The Bureau of Internal Revenue (BIR) on November 26 released its Revenue Regulations No.20-2021 in response to legislation signed into law in September that imposed a 5 percent flat levy on online gross gaming revenue.
The regulations further elevate the ability of the BIR to bypass gambling regulators, particularly PAGCOR, and close down POGOs that fail to pay tax dues or commit other fraud through company non-registration or not applying withholding taxes to foreign workers.
The most impactful of these powers is to close down not only a POGO if it breaches tax requirements, but also the network of agents and service providers associated with it, seemingly marking a major addition to the BIR’s weaponry against illegal operations.
“The implementation of closure orders against [POGOs] and/or [POGO]-Gaming Agents shall necessarily include the closure of all their respective Accredited Service Providers, which must also cease to operate,” the regulations state.
The list of punishments provides for deportation of any foreign employee of a POGO or POGO service provider whose employer fails to apply a new withholding tax of 25 percent of gross income and no less than 12,500 pesos ($248) per month.
Such employees will also be subject to bans on re-entering the Philippines and will join a blacklist maintained by labour and immigration authorities.
Among other punitive measures, POGOs and associated service providers that fail to acquire a Taxpayer Identification Number (TIN) for staff will be fined 20,000 pesos per offence, and could have their licences revoked after referral to “other relevant agencies”.
The measures refer to foreign-facing online gaming operators not as POGOs, as PAGCOR does, but as “Offshore Gaming Licensees”.
The measures instead use the POGO acronym to refer to gaming operations rather than companies; therefore, including offshore gaming licensees and service providers under the banner of “POGO Entities”.
The implementation of the tax measures greatly expands the tax bureau’s ability to monitor and cull wayward online gaming companies after years of quarrelling and litigation with PAGCOR over tax receipts from the industry.

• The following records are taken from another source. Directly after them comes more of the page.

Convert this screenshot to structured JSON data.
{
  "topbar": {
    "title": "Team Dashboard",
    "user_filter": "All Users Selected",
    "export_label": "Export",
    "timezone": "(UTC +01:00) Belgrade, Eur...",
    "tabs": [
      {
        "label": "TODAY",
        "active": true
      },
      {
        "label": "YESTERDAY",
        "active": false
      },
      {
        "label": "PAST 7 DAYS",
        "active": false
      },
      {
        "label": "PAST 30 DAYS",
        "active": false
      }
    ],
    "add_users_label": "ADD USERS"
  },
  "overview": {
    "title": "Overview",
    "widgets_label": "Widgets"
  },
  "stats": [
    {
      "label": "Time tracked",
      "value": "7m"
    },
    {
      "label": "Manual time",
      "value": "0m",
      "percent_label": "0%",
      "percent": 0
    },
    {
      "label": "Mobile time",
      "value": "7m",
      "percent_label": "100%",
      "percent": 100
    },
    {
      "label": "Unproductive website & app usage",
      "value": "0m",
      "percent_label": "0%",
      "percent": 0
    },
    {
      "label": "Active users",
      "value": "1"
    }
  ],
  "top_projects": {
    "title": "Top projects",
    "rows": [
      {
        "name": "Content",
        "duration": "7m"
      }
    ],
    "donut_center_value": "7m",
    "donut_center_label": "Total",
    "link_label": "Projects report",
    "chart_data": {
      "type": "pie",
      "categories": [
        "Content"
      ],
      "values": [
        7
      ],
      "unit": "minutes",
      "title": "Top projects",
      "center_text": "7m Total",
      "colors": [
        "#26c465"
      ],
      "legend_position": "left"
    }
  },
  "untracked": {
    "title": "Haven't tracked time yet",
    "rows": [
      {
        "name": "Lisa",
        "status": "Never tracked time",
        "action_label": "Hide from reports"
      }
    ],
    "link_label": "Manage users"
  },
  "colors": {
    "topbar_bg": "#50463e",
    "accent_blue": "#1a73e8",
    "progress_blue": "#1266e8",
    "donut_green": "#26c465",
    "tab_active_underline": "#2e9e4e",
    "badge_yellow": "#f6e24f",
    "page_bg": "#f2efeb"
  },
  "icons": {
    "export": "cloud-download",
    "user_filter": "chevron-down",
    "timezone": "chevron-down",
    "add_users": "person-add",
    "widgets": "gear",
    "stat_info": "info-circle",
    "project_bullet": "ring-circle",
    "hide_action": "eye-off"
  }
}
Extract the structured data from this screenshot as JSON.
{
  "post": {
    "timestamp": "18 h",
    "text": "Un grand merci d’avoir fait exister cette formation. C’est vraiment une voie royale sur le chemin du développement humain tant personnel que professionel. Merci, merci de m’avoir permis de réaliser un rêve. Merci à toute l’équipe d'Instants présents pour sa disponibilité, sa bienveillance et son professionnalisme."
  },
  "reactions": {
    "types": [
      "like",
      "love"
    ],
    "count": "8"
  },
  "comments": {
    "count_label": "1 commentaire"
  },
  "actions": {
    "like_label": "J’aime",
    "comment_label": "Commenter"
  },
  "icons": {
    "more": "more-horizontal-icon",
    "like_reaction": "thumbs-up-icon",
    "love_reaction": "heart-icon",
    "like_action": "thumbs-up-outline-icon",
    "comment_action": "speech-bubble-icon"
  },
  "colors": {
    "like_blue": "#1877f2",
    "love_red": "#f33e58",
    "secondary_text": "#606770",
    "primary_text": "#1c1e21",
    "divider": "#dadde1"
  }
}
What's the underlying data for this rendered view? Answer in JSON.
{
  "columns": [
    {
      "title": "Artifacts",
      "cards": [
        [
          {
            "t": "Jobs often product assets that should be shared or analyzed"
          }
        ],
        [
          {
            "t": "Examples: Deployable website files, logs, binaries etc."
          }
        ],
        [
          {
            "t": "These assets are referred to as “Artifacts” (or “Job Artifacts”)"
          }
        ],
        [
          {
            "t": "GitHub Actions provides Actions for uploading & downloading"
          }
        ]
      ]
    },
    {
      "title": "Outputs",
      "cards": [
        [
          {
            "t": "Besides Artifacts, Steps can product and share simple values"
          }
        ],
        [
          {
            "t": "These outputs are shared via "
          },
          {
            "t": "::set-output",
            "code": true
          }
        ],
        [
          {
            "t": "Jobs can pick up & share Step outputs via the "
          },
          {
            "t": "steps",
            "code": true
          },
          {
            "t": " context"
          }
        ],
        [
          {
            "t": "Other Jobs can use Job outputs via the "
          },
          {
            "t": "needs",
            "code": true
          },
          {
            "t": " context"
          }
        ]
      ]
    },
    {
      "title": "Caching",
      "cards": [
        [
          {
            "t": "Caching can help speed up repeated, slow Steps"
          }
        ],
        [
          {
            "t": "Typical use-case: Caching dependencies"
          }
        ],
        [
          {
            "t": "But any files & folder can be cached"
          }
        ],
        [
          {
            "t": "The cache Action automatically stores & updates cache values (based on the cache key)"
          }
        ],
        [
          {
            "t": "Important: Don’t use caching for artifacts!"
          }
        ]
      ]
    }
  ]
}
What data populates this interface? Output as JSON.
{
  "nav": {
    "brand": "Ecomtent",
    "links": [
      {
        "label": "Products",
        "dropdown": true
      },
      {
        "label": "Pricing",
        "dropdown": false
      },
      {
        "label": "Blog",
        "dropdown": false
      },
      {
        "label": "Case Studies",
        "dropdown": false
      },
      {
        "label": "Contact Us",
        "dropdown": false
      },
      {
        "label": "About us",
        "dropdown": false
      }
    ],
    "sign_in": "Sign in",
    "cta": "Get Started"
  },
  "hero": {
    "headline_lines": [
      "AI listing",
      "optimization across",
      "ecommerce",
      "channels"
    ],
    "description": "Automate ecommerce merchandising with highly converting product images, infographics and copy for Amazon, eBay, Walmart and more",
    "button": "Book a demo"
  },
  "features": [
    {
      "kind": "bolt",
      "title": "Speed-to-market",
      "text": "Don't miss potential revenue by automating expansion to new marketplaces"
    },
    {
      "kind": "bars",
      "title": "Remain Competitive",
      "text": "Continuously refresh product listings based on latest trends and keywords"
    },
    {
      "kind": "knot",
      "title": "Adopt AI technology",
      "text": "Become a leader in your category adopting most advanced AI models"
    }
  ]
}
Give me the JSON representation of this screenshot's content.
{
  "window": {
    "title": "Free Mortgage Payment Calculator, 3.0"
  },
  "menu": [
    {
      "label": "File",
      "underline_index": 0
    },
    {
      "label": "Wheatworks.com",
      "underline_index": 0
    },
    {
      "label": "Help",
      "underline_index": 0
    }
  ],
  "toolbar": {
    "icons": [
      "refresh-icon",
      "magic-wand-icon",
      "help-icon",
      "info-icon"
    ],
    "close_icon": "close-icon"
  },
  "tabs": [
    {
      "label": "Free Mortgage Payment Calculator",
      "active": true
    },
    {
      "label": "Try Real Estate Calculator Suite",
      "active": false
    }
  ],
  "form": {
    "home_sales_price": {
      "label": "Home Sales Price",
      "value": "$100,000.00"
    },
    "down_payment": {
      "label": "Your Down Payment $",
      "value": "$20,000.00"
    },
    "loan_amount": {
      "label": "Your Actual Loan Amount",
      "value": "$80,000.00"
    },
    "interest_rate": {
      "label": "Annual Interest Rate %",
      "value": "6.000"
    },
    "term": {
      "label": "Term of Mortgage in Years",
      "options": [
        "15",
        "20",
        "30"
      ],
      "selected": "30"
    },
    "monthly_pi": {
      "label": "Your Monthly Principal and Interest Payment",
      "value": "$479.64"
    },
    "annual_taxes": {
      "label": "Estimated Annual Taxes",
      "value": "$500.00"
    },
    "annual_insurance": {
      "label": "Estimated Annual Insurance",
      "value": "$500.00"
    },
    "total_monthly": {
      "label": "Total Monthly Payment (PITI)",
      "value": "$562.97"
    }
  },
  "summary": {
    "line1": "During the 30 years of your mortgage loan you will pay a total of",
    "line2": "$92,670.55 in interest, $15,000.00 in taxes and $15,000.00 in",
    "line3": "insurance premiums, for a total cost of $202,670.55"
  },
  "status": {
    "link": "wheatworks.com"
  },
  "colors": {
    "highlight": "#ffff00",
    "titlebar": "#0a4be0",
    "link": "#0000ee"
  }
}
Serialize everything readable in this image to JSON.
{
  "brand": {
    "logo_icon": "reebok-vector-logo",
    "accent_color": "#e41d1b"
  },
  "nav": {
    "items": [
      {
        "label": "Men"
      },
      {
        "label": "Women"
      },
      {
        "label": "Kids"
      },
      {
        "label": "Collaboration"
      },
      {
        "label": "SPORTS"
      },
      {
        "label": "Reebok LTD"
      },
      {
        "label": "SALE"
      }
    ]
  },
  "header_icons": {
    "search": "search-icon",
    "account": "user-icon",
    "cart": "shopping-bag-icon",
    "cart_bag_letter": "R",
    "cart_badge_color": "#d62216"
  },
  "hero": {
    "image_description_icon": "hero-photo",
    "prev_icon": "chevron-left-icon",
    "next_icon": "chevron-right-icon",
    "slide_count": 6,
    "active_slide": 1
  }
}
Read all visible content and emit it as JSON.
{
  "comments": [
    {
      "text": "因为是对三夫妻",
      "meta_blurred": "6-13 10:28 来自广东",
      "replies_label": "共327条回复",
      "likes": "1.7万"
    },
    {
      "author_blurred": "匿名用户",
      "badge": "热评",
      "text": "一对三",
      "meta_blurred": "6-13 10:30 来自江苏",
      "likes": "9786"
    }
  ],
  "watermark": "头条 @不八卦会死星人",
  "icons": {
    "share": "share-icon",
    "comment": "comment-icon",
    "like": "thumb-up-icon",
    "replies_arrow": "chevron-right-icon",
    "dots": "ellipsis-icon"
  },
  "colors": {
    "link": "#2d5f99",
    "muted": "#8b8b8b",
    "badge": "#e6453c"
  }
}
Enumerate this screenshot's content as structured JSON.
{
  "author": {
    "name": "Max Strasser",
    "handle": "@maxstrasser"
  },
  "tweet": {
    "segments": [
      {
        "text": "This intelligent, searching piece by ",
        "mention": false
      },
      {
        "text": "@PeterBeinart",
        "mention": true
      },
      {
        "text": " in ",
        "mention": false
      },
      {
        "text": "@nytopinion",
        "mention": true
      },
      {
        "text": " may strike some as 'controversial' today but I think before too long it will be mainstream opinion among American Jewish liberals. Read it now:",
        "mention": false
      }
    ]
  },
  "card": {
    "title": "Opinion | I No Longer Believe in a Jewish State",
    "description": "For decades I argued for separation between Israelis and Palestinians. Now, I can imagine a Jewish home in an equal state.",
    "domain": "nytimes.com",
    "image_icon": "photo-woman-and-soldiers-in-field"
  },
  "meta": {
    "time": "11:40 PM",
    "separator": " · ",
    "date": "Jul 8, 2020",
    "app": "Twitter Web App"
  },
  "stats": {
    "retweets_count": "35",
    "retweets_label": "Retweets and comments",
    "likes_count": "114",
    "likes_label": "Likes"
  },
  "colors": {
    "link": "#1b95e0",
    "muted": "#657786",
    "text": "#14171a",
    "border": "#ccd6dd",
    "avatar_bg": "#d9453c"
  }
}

As such, they represent an additional burden to a segment that once dominated the region’s online gaming space, but which has contracted dramatically after pandemic damage, Beijing's attacks on Chinese nationals who gamble with or work for POGOs, and wider Philippine government crackdowns on the industry.